# [What to do]
Your answer should consist of every line in the records that holds "model".

+---+

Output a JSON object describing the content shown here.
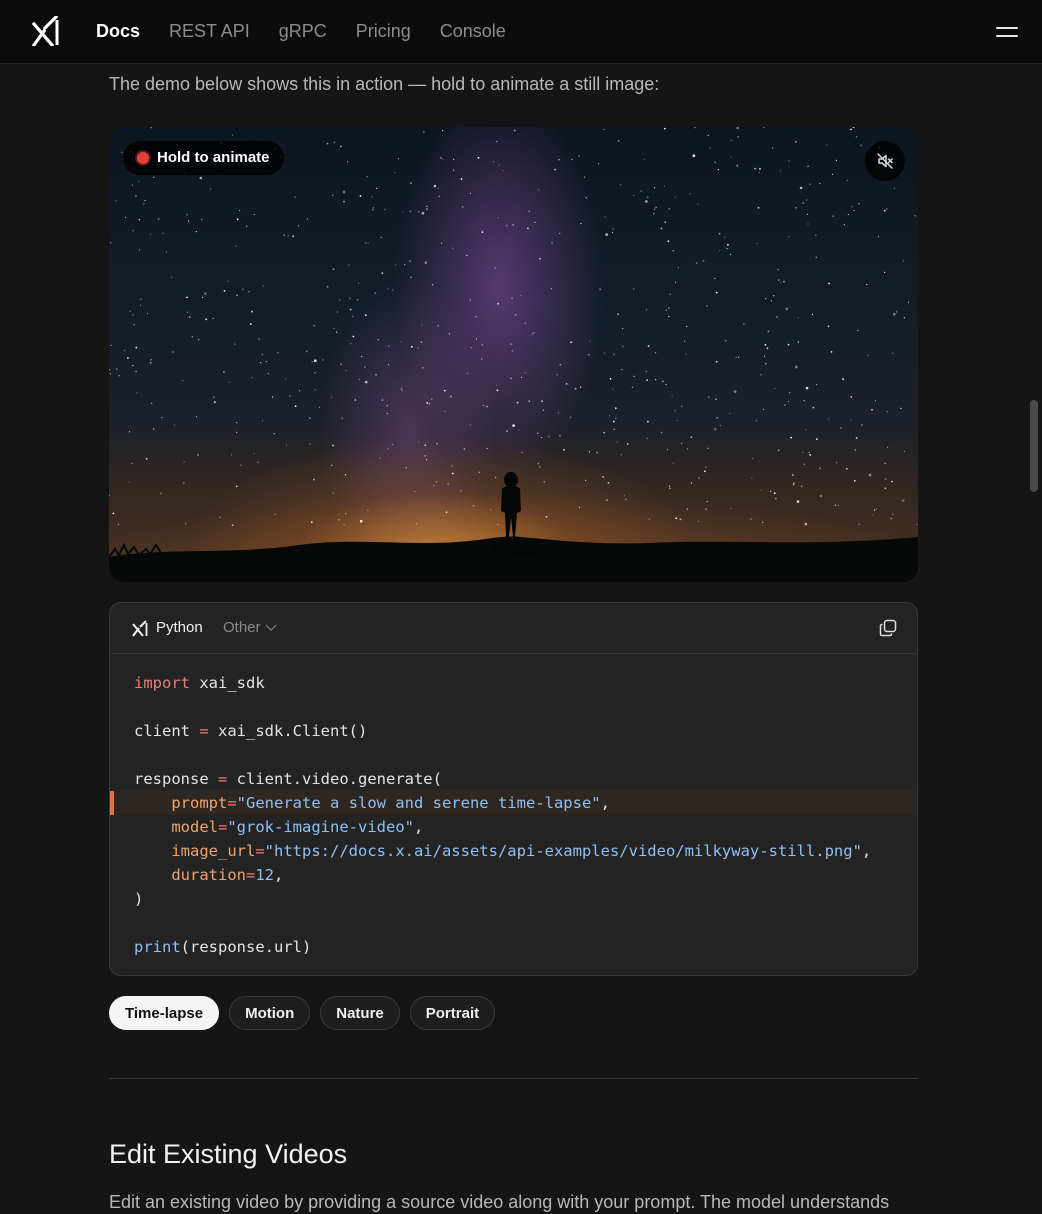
{
  "header": {
    "nav": [
      {
        "label": "Docs",
        "active": true
      },
      {
        "label": "REST API",
        "active": false
      },
      {
        "label": "gRPC",
        "active": false
      },
      {
        "label": "Pricing",
        "active": false
      },
      {
        "label": "Console",
        "active": false
      }
    ],
    "logo_icon": "xai-logo-icon",
    "menu_icon": "hamburger-menu-icon"
  },
  "intro_text": "The demo below shows this in action — hold to animate a still image:",
  "demo": {
    "hold_label": "Hold to animate",
    "record_indicator_color": "#e0413f",
    "mute_icon": "speaker-muted-icon"
  },
  "code_block": {
    "lang_selected": "Python",
    "lang_other": "Other",
    "copy_icon": "copy-icon",
    "highlight_color": "#e0733f",
    "lines": [
      {
        "tokens": [
          {
            "t": "import",
            "c": "kw"
          },
          {
            "t": " xai_sdk",
            "c": ""
          }
        ]
      },
      {
        "tokens": []
      },
      {
        "tokens": [
          {
            "t": "client ",
            "c": ""
          },
          {
            "t": "=",
            "c": "op"
          },
          {
            "t": " xai_sdk.Client()",
            "c": ""
          }
        ]
      },
      {
        "tokens": []
      },
      {
        "tokens": [
          {
            "t": "response ",
            "c": ""
          },
          {
            "t": "=",
            "c": "op"
          },
          {
            "t": " client.video.generate(",
            "c": ""
          }
        ]
      },
      {
        "hl": true,
        "tokens": [
          {
            "t": "    prompt",
            "c": "attr"
          },
          {
            "t": "=",
            "c": "op"
          },
          {
            "t": "\"Generate a slow and serene time-lapse\"",
            "c": "str"
          },
          {
            "t": ",",
            "c": ""
          }
        ]
      },
      {
        "tokens": [
          {
            "t": "    model",
            "c": "attr"
          },
          {
            "t": "=",
            "c": "op"
          },
          {
            "t": "\"grok-imagine-video\"",
            "c": "str"
          },
          {
            "t": ",",
            "c": ""
          }
        ]
      },
      {
        "tokens": [
          {
            "t": "    image_url",
            "c": "attr"
          },
          {
            "t": "=",
            "c": "op"
          },
          {
            "t": "\"https://docs.x.ai/assets/api-examples/video/milkyway-still.png\"",
            "c": "str"
          },
          {
            "t": ",",
            "c": ""
          }
        ]
      },
      {
        "tokens": [
          {
            "t": "    duration",
            "c": "attr"
          },
          {
            "t": "=",
            "c": "op"
          },
          {
            "t": "12",
            "c": "num"
          },
          {
            "t": ",",
            "c": ""
          }
        ]
      },
      {
        "tokens": [
          {
            "t": ")",
            "c": ""
          }
        ]
      },
      {
        "tokens": []
      },
      {
        "tokens": [
          {
            "t": "print",
            "c": "fn"
          },
          {
            "t": "(response.url)",
            "c": ""
          }
        ]
      }
    ]
  },
  "chips": [
    {
      "label": "Time-lapse",
      "active": true
    },
    {
      "label": "Motion",
      "active": false
    },
    {
      "label": "Nature",
      "active": false
    },
    {
      "label": "Portrait",
      "active": false
    }
  ],
  "section": {
    "heading": "Edit Existing Videos",
    "paragraph": "Edit an existing video by providing a source video along with your prompt. The model understands"
  }
}
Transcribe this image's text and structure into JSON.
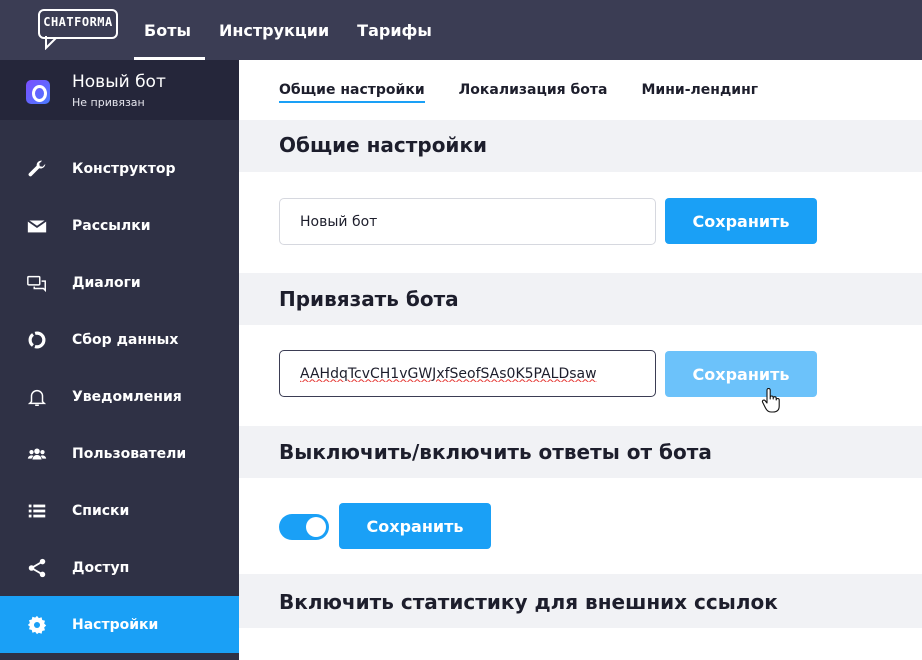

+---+

# [Written solution]
            "t": "    model",
    "paragraph": "Edit an existing video by providing a source video along with your prompt. The model understands"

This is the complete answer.